> _WHAT YOU HAVE TO DO_
Find each line below where the word "second" occurs, and copy it.

> _EXTRACTED RECORDS_
━━━

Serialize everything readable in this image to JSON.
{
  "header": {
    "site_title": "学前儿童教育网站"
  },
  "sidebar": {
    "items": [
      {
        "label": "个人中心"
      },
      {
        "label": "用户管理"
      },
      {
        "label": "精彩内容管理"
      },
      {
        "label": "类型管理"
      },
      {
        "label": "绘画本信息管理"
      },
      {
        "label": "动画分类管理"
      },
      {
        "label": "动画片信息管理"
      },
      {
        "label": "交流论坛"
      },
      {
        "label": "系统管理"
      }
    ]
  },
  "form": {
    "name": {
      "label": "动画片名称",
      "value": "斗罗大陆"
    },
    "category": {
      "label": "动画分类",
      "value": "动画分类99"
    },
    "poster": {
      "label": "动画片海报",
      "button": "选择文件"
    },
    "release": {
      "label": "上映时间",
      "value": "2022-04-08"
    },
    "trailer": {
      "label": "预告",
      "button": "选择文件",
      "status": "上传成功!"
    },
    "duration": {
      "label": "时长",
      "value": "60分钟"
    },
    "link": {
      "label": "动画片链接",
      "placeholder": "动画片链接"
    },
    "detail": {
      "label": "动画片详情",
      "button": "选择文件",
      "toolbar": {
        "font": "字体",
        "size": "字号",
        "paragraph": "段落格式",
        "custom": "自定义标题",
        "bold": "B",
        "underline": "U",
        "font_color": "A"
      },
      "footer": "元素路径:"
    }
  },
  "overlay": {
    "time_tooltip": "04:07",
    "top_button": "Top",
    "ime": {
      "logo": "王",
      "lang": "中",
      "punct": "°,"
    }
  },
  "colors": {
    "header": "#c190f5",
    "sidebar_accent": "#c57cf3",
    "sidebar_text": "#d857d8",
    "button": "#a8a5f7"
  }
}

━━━

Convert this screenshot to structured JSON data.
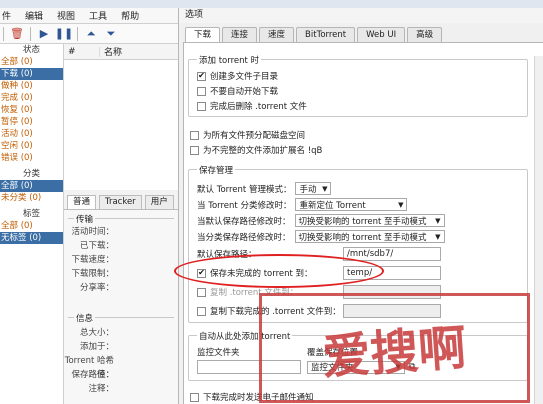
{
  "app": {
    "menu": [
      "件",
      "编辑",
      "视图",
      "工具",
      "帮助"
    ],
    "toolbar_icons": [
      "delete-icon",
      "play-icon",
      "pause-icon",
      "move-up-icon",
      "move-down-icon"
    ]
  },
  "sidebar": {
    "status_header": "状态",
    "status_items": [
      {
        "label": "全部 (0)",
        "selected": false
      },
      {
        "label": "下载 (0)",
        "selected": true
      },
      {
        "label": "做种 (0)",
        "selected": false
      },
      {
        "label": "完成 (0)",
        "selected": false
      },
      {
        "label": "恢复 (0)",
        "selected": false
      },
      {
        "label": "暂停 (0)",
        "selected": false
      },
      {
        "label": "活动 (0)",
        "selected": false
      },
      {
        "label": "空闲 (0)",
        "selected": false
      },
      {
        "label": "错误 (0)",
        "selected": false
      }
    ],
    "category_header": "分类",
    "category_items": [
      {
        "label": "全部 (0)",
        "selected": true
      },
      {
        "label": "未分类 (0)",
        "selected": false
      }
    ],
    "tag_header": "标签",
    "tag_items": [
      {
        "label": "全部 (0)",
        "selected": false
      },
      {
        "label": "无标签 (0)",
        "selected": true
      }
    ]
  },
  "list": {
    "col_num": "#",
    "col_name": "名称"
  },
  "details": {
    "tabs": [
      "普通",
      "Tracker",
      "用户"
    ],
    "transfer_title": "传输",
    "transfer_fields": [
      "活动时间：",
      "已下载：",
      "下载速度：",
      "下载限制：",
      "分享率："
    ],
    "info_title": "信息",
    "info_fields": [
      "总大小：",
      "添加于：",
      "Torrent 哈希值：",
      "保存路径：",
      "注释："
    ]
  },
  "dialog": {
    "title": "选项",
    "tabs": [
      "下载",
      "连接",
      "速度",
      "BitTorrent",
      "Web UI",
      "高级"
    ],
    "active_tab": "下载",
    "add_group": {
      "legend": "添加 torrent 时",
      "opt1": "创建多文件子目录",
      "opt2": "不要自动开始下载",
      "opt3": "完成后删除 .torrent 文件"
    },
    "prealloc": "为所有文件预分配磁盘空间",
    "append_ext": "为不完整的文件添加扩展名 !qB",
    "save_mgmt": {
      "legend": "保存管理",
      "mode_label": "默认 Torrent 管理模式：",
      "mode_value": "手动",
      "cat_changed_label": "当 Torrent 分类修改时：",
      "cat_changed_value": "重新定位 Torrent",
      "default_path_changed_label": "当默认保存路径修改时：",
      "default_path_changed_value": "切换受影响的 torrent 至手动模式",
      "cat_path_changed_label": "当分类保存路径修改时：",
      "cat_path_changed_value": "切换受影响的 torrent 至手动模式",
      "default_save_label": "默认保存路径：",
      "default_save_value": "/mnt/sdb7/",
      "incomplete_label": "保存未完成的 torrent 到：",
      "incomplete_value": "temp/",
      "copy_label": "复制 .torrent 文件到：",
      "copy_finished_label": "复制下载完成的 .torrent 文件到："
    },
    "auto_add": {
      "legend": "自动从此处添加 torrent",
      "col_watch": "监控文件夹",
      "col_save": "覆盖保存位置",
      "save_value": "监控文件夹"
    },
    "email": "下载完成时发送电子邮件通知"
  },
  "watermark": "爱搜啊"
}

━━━

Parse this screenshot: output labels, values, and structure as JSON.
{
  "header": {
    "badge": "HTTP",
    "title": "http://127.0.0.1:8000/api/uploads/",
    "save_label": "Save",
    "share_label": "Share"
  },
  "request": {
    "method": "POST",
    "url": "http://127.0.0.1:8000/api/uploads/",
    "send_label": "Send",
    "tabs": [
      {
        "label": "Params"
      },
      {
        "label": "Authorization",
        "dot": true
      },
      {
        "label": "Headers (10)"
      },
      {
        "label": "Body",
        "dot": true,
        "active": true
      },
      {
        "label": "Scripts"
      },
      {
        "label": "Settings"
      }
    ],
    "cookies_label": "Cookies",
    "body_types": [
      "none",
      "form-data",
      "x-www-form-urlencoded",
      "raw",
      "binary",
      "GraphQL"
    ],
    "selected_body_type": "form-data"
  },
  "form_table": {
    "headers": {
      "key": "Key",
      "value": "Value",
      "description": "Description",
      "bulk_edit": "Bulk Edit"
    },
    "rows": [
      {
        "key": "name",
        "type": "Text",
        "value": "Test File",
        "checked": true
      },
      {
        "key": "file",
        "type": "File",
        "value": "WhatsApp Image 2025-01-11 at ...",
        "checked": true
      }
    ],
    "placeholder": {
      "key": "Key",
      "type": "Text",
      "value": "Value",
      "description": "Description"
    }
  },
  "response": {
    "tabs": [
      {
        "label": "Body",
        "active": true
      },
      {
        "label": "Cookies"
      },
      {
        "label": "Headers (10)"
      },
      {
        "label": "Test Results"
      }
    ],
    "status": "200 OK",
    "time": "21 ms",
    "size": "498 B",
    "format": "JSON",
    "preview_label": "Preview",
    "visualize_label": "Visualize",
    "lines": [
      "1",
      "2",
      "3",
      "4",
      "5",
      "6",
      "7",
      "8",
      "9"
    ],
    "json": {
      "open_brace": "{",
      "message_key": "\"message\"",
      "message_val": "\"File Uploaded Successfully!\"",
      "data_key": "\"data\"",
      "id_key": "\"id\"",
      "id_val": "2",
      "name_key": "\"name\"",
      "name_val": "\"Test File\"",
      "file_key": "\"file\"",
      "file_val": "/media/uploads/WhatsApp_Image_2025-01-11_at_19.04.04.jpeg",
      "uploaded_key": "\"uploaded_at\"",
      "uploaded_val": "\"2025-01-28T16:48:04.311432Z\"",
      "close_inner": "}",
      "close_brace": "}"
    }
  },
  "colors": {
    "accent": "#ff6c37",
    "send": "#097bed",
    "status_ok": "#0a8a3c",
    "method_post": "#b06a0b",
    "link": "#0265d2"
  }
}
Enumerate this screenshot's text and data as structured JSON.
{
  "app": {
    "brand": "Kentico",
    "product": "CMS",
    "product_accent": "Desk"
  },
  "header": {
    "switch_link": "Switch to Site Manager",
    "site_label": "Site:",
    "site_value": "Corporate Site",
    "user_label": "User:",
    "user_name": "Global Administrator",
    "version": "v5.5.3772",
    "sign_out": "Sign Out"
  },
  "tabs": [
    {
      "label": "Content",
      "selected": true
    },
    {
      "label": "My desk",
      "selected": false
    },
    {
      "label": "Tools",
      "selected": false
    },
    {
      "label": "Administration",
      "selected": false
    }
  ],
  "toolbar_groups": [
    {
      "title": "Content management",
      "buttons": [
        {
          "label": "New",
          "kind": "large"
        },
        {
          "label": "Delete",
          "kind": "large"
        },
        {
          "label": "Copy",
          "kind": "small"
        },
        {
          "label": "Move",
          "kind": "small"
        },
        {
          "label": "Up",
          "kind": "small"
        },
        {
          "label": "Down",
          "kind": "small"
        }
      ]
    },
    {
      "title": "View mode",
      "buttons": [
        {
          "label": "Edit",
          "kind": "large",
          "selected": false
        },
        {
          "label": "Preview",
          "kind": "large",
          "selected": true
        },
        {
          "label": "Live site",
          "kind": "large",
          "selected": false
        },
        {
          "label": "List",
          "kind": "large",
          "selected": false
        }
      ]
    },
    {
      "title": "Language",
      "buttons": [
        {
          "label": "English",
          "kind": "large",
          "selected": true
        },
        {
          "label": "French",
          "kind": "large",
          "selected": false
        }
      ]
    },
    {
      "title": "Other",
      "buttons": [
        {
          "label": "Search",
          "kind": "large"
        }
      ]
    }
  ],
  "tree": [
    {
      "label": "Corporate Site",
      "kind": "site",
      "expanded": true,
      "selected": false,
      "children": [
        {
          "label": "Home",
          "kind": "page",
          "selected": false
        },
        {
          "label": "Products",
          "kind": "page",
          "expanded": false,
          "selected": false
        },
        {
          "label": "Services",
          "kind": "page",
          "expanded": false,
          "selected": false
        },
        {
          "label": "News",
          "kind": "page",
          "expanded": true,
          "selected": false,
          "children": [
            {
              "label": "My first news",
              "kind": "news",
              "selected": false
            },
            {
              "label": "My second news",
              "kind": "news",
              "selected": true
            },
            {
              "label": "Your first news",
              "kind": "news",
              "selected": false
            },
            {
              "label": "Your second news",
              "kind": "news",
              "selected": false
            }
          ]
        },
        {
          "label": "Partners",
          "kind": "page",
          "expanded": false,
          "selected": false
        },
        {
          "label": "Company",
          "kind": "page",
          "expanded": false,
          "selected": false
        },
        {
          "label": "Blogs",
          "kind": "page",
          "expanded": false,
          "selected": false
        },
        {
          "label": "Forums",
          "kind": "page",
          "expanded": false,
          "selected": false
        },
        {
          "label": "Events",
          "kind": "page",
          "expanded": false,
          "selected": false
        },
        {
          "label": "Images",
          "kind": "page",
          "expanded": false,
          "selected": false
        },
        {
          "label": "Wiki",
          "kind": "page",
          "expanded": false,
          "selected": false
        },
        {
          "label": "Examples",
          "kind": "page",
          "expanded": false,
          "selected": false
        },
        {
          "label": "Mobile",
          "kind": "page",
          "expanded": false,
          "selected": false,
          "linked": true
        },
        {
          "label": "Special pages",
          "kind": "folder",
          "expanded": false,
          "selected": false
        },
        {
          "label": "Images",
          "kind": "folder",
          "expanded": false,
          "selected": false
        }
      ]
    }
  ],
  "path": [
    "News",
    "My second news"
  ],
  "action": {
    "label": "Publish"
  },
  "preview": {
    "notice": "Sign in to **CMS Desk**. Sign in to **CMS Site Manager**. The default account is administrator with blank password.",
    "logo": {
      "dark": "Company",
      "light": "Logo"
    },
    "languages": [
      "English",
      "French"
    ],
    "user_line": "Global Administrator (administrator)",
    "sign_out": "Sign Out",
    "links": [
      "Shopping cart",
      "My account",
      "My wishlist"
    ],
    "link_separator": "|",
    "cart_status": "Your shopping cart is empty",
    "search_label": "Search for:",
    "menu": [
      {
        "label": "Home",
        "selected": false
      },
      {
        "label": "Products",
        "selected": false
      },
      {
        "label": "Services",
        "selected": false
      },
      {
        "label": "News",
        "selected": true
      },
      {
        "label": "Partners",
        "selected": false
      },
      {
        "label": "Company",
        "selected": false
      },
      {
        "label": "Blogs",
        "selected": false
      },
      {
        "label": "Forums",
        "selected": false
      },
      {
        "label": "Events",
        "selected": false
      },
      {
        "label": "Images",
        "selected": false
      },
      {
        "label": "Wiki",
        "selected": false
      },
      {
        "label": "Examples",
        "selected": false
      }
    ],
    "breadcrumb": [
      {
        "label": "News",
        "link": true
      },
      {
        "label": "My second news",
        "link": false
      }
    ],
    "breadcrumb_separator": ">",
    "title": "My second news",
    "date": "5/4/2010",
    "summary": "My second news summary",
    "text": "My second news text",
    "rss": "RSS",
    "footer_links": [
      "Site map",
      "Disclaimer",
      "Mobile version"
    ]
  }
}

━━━

> _TASK SOLUTION_
              "label": "My second news",
              "label": "Your second news",
    "My second news"
        "label": "My second news",
    "title": "My second news",
    "summary": "My second news summary",
    "text": "My second news text",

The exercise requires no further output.